The former United Nations (UN) Secretary-General, Ban Ki-Moon, few years ago, convened a meeting of health leaders and experts from over 30 countries to set a global plan of action to ensure that no woman, newborn, child or adolescent dies from preventable.
The meeting identified interventions needed to accelerate progress towards improving the lives of women, children and adolescents.
The UN Sustainable Development Goals (SDGs), particularly SDG-3, sets the stage for global innovations and inclusive interventions for collective and focused actions towards the promotion of good health and well-being of children and men.
Malawi’s efforts at achieving good health and well-being must necessarily focus on curbing perennial maternal and child mortality at both the institutional and community levels.
Though maternal health care has improved over the past 20 years in Malawi, the pace has rather been slow.
There is the need to put in extra efforts and interventions to enable Malawi to achieve the SDG-3 target of good health and well-being.
The maternal mortality rate reduced from 984 to 100,000 in 2004 to 675 to 100,000 in 2010 with an increase in women delivering at health centres from 57.2% in 2004 to 73% in 2010.
There has also been a reduction in pneumonia case fatality from 18.7% in 2000 to 5.7% in 2008 and an increase in the proportion of children with acute respiratory infections taken to health facilities for treatment from 19.6% in 2004 to 70.3% in 2010.
Immunization coverage is high: 81% of the children aged 12-23 months old were fully vaccinated in 2010. This is an increase in coverage of 26% since the 2004 DHS.
There has also been an increase in coverage of the estimated population in need of ART from 3% in 2004 to 67% in 2011.
Every day, their lives are lost — direct causes of maternal deaths in Malawi being hemorrhage, hypertension, sepsis, and abortion. Major indirect causes are severe anemia, malaria, HIV/AIDS, and tuberculosis. The tragedy is that almost all of these deaths could be prevented.
There are hopes that maternal and child mortality will further reduce based on the government’s new intervention such as free maternal health services, re-positioning of family planning, and increased training of midwives and partnership with development agencies.
One such partner working with Malawi government is Baobab Health a Malawian Trust. Founded in 2001, the organisation dedicated its efforts to revolutionizing the use of technology in developing world’s health care environment.
Baobab Health develops applications using open standards web technology and releases the applications using open source licenses so that others too can benefit from these innovations.
Behind the brains they produce computer based applications in electronic Medical Record systems.
With main focus of use of ICTs tools, to make maternal health information available and accessible to pregnant women living in hard to reach communities in Malawi.
Innovation and expansion
In November May, 2017, Baobab Health Trust – BHT connected Chipini, Ngwelero, Mayaka, and Domasi Health Centers to ICT equipment – national ART/OPD electronic medical records system.

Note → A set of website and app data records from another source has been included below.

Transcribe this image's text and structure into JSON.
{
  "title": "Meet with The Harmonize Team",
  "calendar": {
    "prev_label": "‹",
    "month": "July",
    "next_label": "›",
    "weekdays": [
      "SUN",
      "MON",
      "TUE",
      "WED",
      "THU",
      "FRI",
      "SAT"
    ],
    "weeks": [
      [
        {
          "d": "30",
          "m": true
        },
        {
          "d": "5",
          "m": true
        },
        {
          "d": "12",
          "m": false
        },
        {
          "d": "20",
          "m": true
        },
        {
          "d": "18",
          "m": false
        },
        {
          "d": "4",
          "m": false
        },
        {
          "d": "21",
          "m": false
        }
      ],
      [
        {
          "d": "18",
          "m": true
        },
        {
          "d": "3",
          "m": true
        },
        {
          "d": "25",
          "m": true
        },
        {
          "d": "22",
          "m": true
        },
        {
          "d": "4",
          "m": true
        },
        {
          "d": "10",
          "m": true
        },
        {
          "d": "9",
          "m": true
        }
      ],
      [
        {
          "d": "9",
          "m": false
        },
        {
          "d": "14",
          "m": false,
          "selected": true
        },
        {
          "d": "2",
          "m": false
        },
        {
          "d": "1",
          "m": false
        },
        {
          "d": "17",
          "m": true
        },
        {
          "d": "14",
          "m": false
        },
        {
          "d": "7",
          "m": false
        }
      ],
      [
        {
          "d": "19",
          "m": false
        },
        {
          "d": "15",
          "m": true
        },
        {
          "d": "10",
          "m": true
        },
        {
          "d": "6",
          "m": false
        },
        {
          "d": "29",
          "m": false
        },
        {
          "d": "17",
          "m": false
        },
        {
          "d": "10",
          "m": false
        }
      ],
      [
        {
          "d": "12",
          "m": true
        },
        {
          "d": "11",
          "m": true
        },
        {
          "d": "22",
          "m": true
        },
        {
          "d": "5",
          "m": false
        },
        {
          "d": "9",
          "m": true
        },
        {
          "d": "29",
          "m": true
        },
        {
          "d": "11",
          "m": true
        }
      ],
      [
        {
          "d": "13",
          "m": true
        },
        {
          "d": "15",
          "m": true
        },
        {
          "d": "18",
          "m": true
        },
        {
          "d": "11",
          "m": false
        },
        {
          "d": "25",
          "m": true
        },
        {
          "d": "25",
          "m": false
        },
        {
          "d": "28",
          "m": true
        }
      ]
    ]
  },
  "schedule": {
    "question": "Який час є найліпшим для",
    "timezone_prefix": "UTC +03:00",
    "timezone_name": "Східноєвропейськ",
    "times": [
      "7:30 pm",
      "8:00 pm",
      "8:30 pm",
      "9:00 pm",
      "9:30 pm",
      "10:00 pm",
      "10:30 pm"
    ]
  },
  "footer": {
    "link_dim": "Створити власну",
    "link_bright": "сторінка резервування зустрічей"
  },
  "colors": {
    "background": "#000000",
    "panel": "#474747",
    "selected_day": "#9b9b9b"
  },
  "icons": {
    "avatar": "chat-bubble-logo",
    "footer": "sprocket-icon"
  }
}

These tools were meant to facilitate maternal and child health promotion; by raising awareness on good maternal and child health practices through easy dissemination of vital information to pregnant and lactating mothers to keep them and their babies healthy.
Eliot Makondetsa an IT expert says: “Creating power-point presentations helps to easily communicate to mothers and families. Pictures of breastfeeding mothers help explain the importance of good attachment and exclusive breastfeeding to the mothers.”
ICTs, therefore, will strengthen information dissemination and keep pregnant women and entire communities up to date on positive pregnancy and child care practices. ICTs provide convenient means of sharing and receiving information and will help to overcome some cultural practices that prevent pregnant women from delivering at health facilities, the major contributory factor to maternal and child mortality in the country.